**Your assignment**
Look through the listing underneath for "username", and copy every line that has it.

● ● ●

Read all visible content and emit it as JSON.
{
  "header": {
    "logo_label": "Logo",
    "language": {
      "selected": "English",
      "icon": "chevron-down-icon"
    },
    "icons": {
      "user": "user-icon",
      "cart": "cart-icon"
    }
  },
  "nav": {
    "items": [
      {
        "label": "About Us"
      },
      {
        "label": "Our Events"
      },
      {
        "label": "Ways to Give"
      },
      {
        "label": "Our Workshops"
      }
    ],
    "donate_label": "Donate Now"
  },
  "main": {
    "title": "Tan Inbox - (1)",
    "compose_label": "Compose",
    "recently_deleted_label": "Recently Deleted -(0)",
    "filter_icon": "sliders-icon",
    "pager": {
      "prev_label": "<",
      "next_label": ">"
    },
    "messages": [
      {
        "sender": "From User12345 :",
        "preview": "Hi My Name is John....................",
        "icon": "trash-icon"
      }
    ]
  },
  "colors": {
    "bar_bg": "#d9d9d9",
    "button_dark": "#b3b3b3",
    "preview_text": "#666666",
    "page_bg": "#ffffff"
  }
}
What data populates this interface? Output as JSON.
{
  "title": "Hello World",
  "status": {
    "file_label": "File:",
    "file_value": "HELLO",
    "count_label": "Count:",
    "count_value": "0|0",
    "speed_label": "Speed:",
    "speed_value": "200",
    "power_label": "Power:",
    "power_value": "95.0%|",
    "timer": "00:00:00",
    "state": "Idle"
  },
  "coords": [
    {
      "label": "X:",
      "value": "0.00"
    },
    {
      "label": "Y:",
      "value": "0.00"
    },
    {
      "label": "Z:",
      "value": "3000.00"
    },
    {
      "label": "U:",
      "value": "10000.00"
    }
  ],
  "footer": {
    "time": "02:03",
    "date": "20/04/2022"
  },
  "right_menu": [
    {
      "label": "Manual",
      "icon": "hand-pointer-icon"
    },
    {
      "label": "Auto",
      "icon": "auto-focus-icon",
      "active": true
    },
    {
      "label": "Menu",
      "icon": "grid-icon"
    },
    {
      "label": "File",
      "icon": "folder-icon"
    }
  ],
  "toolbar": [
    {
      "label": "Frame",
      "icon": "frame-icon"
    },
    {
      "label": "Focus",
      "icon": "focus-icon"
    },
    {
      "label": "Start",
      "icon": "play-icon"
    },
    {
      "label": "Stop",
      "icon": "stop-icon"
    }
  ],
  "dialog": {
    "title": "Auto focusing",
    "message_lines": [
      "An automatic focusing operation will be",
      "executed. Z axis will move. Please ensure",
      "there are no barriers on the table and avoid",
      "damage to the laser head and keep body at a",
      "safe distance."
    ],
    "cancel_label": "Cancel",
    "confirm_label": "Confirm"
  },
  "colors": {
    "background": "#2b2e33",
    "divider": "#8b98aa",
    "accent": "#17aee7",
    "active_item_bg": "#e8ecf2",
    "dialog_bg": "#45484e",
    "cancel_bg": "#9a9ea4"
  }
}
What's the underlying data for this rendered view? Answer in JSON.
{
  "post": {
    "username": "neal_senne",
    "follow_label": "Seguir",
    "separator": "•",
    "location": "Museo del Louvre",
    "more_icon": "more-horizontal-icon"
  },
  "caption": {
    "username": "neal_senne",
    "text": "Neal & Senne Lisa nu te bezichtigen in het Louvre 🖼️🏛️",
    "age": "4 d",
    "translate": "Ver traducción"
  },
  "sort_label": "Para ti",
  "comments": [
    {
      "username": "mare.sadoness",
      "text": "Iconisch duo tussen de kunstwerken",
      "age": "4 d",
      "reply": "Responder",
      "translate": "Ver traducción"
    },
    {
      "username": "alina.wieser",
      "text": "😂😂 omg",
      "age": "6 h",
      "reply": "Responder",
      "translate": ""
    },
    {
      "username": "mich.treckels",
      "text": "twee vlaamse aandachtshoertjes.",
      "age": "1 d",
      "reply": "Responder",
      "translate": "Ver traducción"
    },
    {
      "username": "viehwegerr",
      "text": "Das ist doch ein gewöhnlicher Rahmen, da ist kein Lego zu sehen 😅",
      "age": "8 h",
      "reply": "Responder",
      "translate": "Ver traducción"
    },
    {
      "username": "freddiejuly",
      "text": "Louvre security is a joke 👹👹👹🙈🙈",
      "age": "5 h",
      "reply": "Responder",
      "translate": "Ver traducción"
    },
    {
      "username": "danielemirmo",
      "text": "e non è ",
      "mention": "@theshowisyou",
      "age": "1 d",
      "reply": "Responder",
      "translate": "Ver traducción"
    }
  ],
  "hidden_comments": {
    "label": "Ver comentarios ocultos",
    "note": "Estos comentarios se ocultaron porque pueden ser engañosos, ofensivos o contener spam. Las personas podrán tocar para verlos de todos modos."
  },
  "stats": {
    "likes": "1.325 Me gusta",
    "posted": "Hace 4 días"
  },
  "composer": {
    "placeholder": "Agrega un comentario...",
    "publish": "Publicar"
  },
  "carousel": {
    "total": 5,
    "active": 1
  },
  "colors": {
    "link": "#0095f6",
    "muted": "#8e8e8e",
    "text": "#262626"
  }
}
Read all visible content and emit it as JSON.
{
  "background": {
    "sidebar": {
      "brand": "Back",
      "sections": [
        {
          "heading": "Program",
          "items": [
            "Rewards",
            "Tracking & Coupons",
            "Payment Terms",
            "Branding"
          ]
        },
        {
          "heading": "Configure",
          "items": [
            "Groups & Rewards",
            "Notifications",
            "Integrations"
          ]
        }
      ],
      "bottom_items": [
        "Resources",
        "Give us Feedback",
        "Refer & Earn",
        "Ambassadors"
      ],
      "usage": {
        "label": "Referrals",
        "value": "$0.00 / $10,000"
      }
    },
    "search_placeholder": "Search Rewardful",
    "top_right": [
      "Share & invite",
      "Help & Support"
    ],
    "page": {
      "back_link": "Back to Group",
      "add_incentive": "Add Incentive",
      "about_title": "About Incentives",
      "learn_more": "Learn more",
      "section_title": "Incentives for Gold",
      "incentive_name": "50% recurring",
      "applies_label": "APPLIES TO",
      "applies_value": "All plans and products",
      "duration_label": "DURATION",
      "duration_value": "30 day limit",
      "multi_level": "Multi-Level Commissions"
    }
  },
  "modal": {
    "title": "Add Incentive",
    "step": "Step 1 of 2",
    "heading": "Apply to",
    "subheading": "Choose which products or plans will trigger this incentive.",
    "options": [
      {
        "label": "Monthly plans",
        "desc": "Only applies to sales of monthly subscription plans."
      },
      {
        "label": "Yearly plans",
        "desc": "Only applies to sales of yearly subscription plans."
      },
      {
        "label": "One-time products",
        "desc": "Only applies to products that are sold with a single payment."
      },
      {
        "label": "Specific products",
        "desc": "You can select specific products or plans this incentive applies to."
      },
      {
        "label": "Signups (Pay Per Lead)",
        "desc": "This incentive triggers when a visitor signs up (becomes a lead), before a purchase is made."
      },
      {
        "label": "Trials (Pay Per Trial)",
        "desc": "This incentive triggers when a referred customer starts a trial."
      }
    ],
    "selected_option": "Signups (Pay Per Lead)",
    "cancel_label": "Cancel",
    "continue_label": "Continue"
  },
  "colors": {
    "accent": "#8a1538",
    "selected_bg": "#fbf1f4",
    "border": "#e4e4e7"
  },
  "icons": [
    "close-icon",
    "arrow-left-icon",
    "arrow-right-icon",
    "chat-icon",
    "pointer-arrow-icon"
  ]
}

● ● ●

**Written solution**
    "username": "neal_senne",
    "username": "neal_senne",
      "username": "mare.sadoness",
      "username": "alina.wieser",
      "username": "mich.treckels",
      "username": "viehwegerr",
      "username": "freddiejuly",
      "username": "danielemirmo",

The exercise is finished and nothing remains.